Art Scatter regulars will remember essayist Trisha Pancio Mead‘s recent struggle with the concept of kale. Her gardening roots run deeper yet: thanks in a roundabout way to Barbara Walters and Keanu Reeves, she’s a budding artist of the side yard plot. Read on to see how the plot thickens â€“ and savor the garden-fresh recipes at the end.
By Trisha Pancio Mead
The pea shoots are up in my garden. The collards and rainbow chard and arugula seedlings are finally gaining the upper hand against the hordes of slugs that have been decimating them this particularly wet spring. The watermelon radishes are popping out little heart shaped leaves and the “cosmic purple” carrots are sitting patiently in their packets for the next sunny day.
Our garden plan this spring is a painter’s palette of unusual hues, heirloom textures and pickle-able curiosities. Golden beets. Red and white speckled cranberry beans. Giant picturesque turban squash. It’s an artist’s garden and a foodie garden, focused on the rare, the expensive, the edible and the beautiful.

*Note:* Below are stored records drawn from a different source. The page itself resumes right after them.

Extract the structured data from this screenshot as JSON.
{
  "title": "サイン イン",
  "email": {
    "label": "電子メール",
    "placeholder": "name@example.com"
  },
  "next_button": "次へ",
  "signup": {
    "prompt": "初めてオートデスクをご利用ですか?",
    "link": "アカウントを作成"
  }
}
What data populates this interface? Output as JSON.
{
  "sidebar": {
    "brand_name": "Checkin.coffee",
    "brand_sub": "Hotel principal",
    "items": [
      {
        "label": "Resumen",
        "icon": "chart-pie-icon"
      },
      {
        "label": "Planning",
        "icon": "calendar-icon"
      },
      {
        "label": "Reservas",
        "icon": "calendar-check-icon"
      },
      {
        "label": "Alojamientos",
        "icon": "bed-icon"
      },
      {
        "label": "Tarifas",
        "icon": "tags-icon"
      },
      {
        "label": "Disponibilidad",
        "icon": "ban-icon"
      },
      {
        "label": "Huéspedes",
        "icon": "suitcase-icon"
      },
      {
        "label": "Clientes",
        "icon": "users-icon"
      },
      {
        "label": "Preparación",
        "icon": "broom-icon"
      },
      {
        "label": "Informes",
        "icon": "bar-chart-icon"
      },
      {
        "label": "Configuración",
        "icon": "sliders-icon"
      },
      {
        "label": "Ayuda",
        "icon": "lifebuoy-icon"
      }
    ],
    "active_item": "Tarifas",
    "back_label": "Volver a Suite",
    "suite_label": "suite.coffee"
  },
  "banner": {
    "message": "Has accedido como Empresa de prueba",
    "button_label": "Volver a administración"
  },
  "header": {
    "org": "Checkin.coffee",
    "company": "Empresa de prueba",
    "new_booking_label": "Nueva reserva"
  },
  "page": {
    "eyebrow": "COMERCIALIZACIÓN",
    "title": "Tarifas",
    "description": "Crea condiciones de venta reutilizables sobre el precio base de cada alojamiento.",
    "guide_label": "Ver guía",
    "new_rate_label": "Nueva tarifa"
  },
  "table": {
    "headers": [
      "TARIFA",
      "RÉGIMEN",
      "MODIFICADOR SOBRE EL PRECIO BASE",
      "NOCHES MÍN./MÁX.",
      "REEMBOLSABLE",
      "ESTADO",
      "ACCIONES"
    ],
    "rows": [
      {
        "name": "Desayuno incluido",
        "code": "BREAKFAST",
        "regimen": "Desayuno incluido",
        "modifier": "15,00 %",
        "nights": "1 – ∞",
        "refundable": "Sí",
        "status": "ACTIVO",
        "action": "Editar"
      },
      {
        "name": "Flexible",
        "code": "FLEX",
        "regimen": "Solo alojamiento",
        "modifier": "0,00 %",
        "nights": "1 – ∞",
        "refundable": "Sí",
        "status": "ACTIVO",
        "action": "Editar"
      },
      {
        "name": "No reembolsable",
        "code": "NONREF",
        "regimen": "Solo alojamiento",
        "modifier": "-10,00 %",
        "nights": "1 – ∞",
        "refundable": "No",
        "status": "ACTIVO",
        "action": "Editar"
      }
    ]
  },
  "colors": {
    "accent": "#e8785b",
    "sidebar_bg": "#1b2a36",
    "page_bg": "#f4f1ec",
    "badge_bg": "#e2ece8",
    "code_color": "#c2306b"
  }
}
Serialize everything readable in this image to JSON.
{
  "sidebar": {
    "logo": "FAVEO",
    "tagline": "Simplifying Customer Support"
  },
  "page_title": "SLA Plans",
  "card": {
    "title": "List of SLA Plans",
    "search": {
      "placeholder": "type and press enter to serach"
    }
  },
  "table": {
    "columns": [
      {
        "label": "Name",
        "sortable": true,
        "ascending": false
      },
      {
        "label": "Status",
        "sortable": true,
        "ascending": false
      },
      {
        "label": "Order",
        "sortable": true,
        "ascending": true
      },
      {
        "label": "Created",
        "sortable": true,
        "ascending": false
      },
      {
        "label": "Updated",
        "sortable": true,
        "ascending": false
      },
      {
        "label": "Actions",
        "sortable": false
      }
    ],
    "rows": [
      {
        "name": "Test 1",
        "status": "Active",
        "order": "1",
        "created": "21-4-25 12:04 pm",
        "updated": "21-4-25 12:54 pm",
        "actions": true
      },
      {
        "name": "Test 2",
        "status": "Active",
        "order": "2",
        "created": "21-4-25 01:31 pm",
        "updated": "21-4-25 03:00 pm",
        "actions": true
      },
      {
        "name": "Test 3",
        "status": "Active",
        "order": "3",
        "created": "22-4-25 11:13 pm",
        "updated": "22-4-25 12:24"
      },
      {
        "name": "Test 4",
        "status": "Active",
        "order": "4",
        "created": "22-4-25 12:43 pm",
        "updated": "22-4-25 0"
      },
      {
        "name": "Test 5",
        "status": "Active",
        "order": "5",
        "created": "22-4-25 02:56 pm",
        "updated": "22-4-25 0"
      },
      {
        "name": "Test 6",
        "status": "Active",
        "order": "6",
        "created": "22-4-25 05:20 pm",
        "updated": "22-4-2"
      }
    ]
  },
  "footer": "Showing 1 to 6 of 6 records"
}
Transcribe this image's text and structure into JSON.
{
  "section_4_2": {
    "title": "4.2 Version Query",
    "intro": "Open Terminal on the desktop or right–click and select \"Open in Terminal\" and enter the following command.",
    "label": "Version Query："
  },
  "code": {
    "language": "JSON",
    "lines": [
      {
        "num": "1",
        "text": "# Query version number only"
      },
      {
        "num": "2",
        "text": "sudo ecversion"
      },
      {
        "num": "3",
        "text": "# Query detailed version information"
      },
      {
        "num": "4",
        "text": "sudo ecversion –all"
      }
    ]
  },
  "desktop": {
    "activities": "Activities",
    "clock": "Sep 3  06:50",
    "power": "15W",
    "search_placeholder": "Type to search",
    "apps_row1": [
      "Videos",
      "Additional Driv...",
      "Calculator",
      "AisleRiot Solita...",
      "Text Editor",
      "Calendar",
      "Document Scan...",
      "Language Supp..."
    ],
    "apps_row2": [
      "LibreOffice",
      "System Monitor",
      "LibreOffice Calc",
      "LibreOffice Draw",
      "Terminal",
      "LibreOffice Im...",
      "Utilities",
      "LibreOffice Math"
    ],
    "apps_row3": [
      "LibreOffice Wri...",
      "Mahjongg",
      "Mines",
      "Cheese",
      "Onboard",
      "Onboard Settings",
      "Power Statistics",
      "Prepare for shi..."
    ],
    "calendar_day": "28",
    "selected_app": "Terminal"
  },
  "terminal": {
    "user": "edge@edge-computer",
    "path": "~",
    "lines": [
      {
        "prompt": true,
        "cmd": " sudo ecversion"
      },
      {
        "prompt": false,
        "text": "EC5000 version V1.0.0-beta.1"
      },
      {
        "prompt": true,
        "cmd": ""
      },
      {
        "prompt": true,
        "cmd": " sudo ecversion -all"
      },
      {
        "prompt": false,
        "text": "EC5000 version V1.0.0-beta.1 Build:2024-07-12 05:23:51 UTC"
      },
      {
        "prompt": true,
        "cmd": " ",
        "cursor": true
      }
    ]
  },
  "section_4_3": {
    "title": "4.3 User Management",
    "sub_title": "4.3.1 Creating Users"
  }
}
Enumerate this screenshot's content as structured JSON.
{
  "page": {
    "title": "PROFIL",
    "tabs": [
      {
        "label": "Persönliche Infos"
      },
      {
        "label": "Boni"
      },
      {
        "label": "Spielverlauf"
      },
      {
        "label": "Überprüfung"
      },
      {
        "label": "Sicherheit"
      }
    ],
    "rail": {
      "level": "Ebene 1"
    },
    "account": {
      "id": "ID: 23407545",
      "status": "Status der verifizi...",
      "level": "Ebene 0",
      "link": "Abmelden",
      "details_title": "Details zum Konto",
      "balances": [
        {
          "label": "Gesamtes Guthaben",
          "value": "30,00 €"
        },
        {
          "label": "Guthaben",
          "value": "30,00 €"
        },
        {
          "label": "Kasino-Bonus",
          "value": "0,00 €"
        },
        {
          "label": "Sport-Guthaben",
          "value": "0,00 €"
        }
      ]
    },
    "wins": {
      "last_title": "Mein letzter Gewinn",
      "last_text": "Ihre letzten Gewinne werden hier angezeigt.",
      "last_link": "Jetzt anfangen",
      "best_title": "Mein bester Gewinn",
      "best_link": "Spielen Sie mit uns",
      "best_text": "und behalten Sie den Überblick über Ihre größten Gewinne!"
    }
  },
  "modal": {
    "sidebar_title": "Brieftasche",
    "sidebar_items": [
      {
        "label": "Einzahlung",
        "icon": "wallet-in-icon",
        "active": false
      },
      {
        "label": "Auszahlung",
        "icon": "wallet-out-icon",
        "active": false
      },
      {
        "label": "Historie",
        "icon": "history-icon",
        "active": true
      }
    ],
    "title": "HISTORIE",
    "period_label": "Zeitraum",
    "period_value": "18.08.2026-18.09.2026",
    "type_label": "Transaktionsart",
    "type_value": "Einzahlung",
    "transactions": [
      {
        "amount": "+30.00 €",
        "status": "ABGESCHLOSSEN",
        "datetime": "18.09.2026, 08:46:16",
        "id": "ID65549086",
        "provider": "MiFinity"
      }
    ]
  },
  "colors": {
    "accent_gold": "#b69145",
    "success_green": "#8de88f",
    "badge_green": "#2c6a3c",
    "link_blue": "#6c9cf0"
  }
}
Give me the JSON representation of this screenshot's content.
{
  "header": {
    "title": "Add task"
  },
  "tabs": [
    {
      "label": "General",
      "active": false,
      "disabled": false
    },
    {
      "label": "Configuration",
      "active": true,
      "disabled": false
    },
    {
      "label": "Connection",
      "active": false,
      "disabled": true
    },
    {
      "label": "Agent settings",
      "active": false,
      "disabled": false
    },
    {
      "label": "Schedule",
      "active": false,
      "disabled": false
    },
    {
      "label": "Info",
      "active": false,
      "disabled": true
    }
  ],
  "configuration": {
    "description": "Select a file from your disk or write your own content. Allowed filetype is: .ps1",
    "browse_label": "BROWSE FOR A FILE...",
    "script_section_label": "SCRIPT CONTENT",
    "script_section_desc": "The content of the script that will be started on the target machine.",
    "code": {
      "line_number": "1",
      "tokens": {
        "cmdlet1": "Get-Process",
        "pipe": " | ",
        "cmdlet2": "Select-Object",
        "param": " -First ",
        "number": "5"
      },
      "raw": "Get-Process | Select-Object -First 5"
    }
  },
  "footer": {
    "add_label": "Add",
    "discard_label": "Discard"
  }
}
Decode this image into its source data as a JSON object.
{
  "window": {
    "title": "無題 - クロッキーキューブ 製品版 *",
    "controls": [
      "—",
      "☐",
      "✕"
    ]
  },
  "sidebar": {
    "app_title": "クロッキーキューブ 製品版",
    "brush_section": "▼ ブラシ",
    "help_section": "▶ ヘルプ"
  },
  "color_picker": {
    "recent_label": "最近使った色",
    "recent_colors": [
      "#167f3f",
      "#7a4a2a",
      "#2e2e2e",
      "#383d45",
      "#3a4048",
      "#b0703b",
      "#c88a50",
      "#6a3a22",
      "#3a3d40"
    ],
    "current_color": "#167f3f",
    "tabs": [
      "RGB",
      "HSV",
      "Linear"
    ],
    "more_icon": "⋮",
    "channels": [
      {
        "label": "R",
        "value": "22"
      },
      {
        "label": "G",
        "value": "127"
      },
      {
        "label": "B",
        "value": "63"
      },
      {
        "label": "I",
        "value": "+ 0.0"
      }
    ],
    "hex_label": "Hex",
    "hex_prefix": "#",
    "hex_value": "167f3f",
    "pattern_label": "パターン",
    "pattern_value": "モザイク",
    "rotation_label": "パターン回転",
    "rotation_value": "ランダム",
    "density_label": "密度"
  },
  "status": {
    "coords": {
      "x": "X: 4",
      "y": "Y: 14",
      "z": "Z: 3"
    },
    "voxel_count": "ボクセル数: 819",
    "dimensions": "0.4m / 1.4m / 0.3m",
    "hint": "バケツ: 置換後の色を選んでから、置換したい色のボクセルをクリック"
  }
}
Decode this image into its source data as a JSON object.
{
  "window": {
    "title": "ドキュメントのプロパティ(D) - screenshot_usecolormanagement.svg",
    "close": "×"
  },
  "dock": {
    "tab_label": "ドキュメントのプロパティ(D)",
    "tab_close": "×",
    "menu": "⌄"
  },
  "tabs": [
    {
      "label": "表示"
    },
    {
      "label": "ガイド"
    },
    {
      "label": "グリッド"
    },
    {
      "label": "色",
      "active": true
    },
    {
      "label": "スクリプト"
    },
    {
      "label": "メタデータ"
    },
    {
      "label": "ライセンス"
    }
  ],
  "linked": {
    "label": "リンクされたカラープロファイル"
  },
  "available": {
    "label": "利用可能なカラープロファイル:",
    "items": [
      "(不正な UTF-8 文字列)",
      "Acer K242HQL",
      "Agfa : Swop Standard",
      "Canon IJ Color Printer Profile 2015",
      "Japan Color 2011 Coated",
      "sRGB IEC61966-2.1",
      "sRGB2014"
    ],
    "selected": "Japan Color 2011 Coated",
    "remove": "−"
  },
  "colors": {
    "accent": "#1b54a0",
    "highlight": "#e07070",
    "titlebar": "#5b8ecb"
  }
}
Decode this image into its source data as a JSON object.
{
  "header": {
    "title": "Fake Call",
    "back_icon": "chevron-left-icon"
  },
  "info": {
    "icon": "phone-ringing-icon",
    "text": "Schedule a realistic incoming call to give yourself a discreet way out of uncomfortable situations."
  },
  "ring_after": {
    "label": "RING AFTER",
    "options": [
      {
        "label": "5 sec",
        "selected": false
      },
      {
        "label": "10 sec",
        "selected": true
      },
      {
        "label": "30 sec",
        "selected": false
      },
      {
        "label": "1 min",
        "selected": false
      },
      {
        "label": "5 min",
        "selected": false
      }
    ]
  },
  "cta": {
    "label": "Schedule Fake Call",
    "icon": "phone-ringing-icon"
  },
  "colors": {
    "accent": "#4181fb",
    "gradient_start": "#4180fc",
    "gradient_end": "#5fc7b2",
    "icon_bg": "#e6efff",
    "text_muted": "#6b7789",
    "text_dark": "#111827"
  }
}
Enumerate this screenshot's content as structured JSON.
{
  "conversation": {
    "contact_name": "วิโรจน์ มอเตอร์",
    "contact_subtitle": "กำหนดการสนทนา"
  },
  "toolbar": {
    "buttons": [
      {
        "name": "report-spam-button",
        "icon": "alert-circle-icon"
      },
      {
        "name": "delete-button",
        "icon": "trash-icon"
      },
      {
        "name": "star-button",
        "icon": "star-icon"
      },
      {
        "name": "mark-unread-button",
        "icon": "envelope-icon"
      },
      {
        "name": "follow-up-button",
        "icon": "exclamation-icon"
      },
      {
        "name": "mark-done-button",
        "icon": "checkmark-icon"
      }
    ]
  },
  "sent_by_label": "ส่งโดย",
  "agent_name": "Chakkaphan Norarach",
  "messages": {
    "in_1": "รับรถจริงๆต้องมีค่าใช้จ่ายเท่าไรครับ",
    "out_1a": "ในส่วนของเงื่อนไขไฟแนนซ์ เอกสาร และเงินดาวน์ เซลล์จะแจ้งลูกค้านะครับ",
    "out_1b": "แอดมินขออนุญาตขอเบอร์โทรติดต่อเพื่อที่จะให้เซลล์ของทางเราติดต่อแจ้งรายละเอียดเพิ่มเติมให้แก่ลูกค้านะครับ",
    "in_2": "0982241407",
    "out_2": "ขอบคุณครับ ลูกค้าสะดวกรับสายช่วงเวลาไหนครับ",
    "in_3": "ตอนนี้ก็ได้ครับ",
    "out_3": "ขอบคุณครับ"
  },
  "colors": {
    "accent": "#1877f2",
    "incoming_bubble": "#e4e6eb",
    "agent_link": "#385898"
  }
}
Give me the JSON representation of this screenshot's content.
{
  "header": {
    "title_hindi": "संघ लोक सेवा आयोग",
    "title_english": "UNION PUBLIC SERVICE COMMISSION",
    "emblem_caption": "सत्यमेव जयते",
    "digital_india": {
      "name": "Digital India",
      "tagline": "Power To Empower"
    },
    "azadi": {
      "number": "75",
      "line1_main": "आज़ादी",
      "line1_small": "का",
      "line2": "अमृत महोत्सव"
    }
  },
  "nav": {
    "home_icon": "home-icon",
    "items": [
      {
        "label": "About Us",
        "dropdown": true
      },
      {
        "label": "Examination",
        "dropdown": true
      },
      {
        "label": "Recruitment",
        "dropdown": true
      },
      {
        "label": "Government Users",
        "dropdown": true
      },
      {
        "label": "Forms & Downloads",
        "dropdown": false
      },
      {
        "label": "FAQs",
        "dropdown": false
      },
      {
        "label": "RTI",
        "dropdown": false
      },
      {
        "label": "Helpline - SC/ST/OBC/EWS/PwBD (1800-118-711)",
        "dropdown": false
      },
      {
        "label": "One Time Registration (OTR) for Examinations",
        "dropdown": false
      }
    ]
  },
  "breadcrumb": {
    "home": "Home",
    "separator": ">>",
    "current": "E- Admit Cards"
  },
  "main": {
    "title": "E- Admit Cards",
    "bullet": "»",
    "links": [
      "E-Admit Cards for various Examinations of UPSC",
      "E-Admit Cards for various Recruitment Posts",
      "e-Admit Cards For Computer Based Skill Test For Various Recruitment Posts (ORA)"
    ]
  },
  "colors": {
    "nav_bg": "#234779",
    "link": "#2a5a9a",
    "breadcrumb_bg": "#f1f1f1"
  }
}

I couldn’t be more delighted by it. I find myself out there every morning and every evening, tucking a few more eggshells around some vulnerable seedlings, checking the progress of the dill sprouts, and dreaming of the day, someday soon, when I can pass breezily by the produce section on my weekly grocery trip, rolling my eyeballs at the “local, sustainable” sticker on the tomatoes and announcing to anyone in ear shot that everything in my garden salad will be sourced from my OWN BACKYARD.
It wasn’t always this way.